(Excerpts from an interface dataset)
· · · · · · ·
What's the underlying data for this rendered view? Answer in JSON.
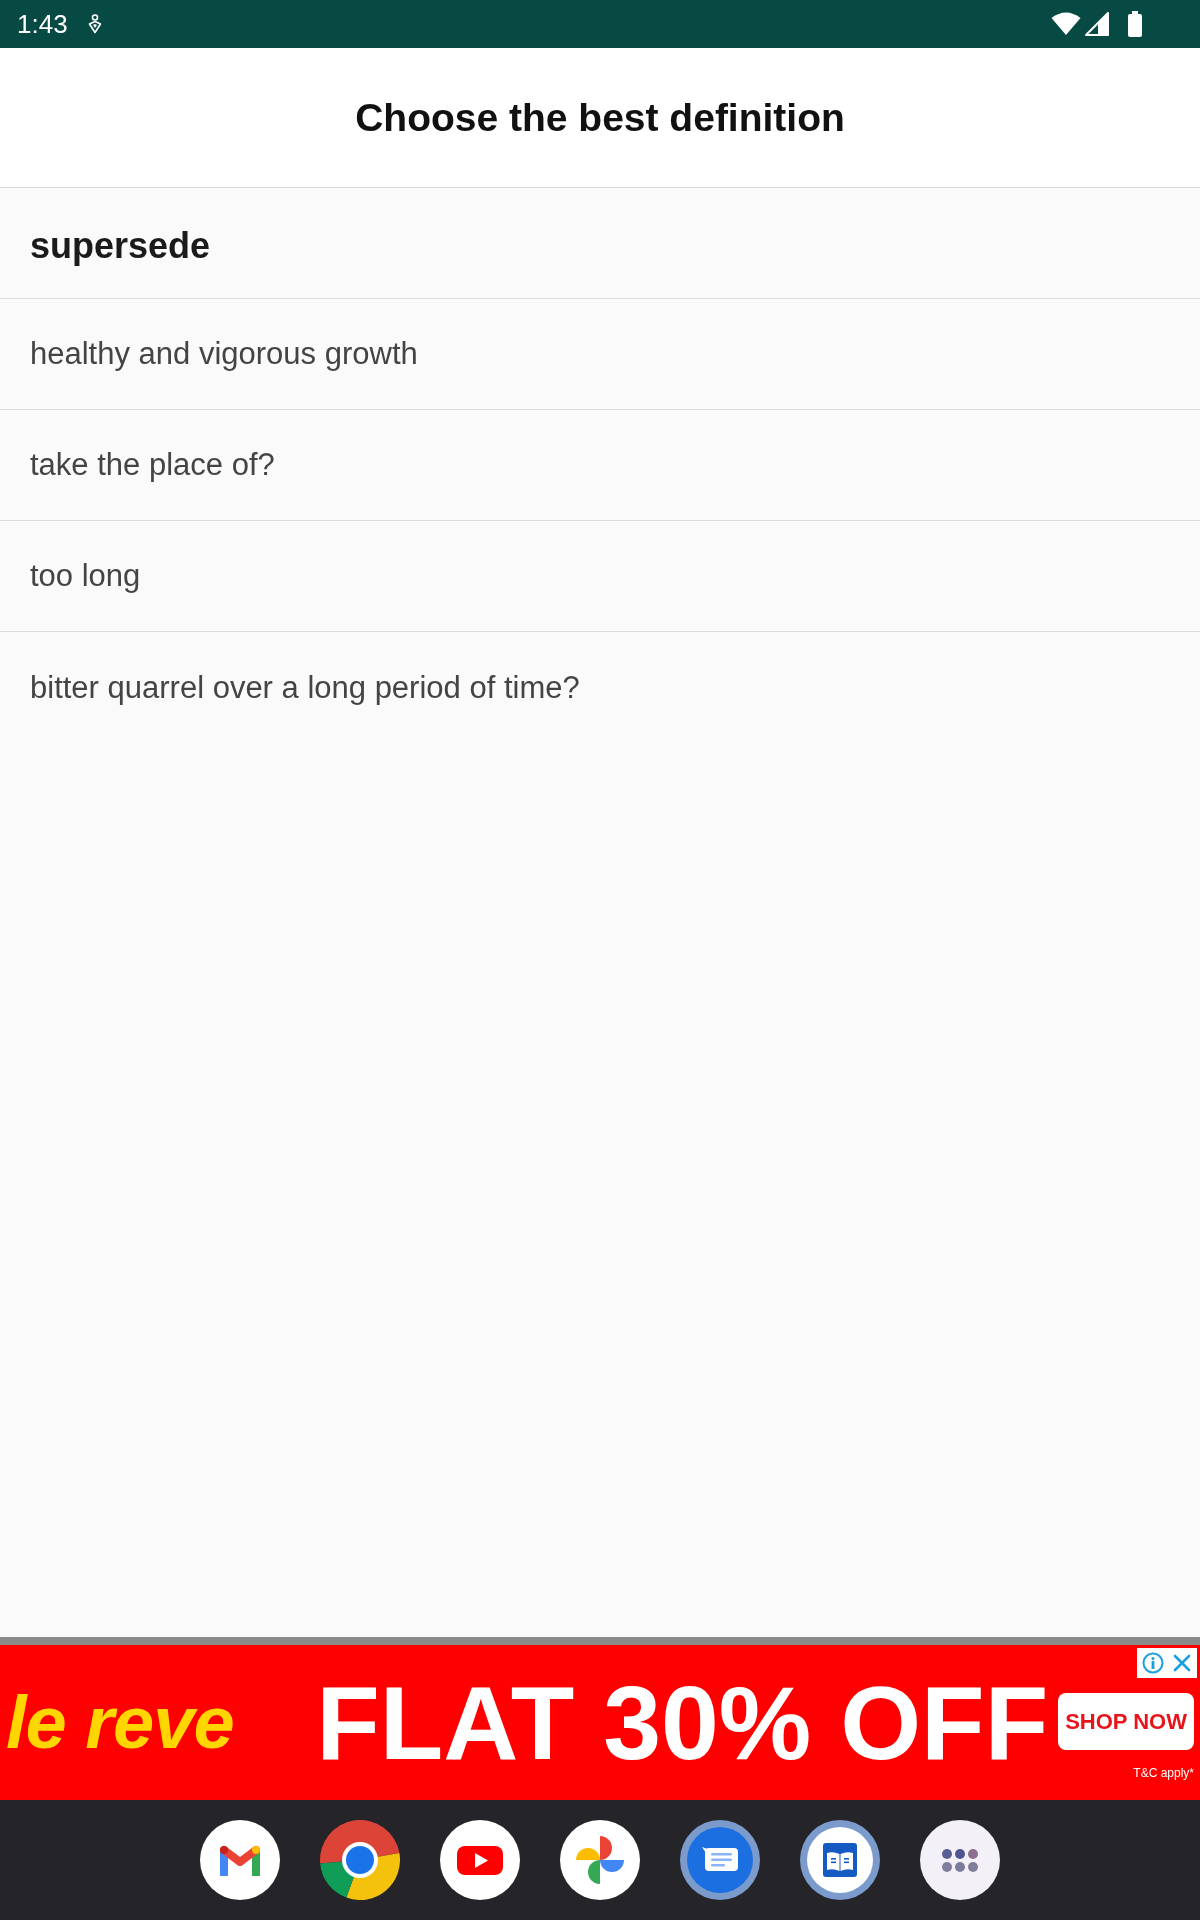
{
  "status_bar": {
    "time": "1:43"
  },
  "header": {
    "title": "Choose the best definition"
  },
  "quiz": {
    "word": "supersede",
    "options": [
      {
        "text": "healthy and vigorous growth",
        "selected": false
      },
      {
        "text": "take the place of?",
        "selected": false
      },
      {
        "text": "too long",
        "selected": false
      },
      {
        "text": "bitter quarrel over a long period of time?",
        "selected": false
      }
    ]
  },
  "ad_banner": {
    "brand": "le reve",
    "headline": "FLAT 30% OFF",
    "button": "SHOP NOW",
    "fine_print": "T&C apply*"
  },
  "dock": {
    "apps": [
      {
        "kind": "mail"
      },
      {
        "kind": "browser"
      },
      {
        "kind": "video"
      },
      {
        "kind": "photos"
      },
      {
        "kind": "messages"
      },
      {
        "kind": "dictionary"
      },
      {
        "kind": "apps"
      }
    ]
  }
}
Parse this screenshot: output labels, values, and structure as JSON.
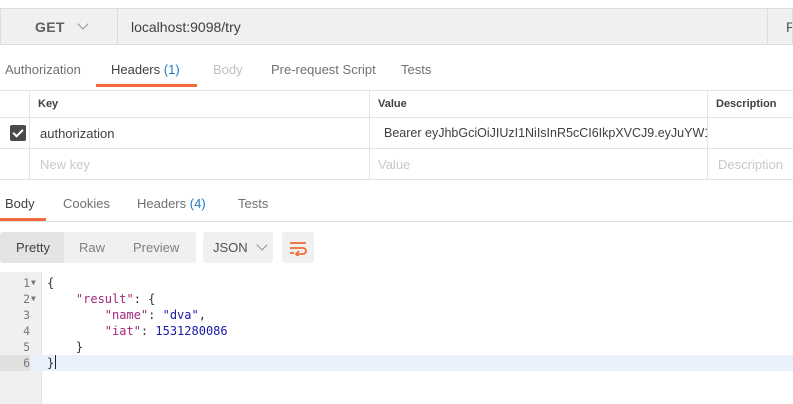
{
  "request": {
    "method": "GET",
    "url": "localhost:9098/try",
    "params_label": "P"
  },
  "request_tabs": {
    "authorization": "Authorization",
    "headers": "Headers",
    "headers_count": "(1)",
    "body": "Body",
    "pre_request": "Pre-request Script",
    "tests": "Tests"
  },
  "headers_table": {
    "columns": {
      "key": "Key",
      "value": "Value",
      "description": "Description"
    },
    "rows": [
      {
        "checked": true,
        "key": "authorization",
        "value": "Bearer eyJhbGciOiJIUzI1NiIsInR5cCI6IkpXVCJ9.eyJuYW1l..."
      }
    ],
    "new_row": {
      "key_placeholder": "New key",
      "value_placeholder": "Value",
      "description_placeholder": "Description"
    }
  },
  "response_tabs": {
    "body": "Body",
    "cookies": "Cookies",
    "headers": "Headers",
    "headers_count": "(4)",
    "tests": "Tests"
  },
  "toolbar": {
    "pretty": "Pretty",
    "raw": "Raw",
    "preview": "Preview",
    "format": "JSON"
  },
  "editor": {
    "lines": [
      {
        "num": "1",
        "fold": "▼"
      },
      {
        "num": "2",
        "fold": "▼"
      },
      {
        "num": "3",
        "fold": ""
      },
      {
        "num": "4",
        "fold": ""
      },
      {
        "num": "5",
        "fold": ""
      },
      {
        "num": "6",
        "fold": ""
      }
    ],
    "code": {
      "open_brace": "{",
      "result_key": "\"result\"",
      "name_key": "\"name\"",
      "name_value": "\"dva\"",
      "iat_key": "\"iat\"",
      "iat_value": "1531280086",
      "inner_close": "}",
      "outer_close": "}"
    }
  },
  "colors": {
    "accent": "#f26b3a",
    "count": "#1e78c8"
  }
}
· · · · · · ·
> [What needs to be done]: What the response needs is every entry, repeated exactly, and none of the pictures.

> [Exercise answer]:
What's the underlying data for this rendered view? Answer in JSON.
{
  "status_bar": {
    "time": "1:43"
  },
  "header": {
    "title": "Choose the best definition"
  },
  "quiz": {
    "word": "supersede",
    "options": [
      {
        "text": "healthy and vigorous growth",
        "selected": false
      },
      {
        "text": "take the place of?",
        "selected": false
      },
      {
        "text": "too long",
        "selected": false
      },
      {
        "text": "bitter quarrel over a long period of time?",
        "selected": false
      }
    ]
  },
  "ad_banner": {
    "brand": "le reve",
    "headline": "FLAT 30% OFF",
    "button": "SHOP NOW",
    "fine_print": "T&C apply*"
  },
  "dock": {
    "apps": [
      {
        "kind": "mail"
      },
      {
        "kind": "browser"
      },
      {
        "kind": "video"
      },
      {
        "kind": "photos"
      },
      {
        "kind": "messages"
      },
      {
        "kind": "dictionary"
      },
      {
        "kind": "apps"
      }
    ]
  }
}
Parse this screenshot: output labels, values, and structure as JSON.
{
  "request": {
    "method": "GET",
    "url": "localhost:9098/try",
    "params_label": "P"
  },
  "request_tabs": {
    "authorization": "Authorization",
    "headers": "Headers",
    "headers_count": "(1)",
    "body": "Body",
    "pre_request": "Pre-request Script",
    "tests": "Tests"
  },
  "headers_table": {
    "columns": {
      "key": "Key",
      "value": "Value",
      "description": "Description"
    },
    "rows": [
      {
        "checked": true,
        "key": "authorization",
        "value": "Bearer eyJhbGciOiJIUzI1NiIsInR5cCI6IkpXVCJ9.eyJuYW1l..."
      }
    ],
    "new_row": {
      "key_placeholder": "New key",
      "value_placeholder": "Value",
      "description_placeholder": "Description"
    }
  },
  "response_tabs": {
    "body": "Body",
    "cookies": "Cookies",
    "headers": "Headers",
    "headers_count": "(4)",
    "tests": "Tests"
  },
  "toolbar": {
    "pretty": "Pretty",
    "raw": "Raw",
    "preview": "Preview",
    "format": "JSON"
  },
  "editor": {
    "lines": [
      {
        "num": "1",
        "fold": "▼"
      },
      {
        "num": "2",
        "fold": "▼"
      },
      {
        "num": "3",
        "fold": ""
      },
      {
        "num": "4",
        "fold": ""
      },
      {
        "num": "5",
        "fold": ""
      },
      {
        "num": "6",
        "fold": ""
      }
    ],
    "code": {
      "open_brace": "{",
      "result_key": "\"result\"",
      "name_key": "\"name\"",
      "name_value": "\"dva\"",
      "iat_key": "\"iat\"",
      "iat_value": "1531280086",
      "inner_close": "}",
      "outer_close": "}"
    }
  },
  "colors": {
    "accent": "#f26b3a",
    "count": "#1e78c8"
  }
}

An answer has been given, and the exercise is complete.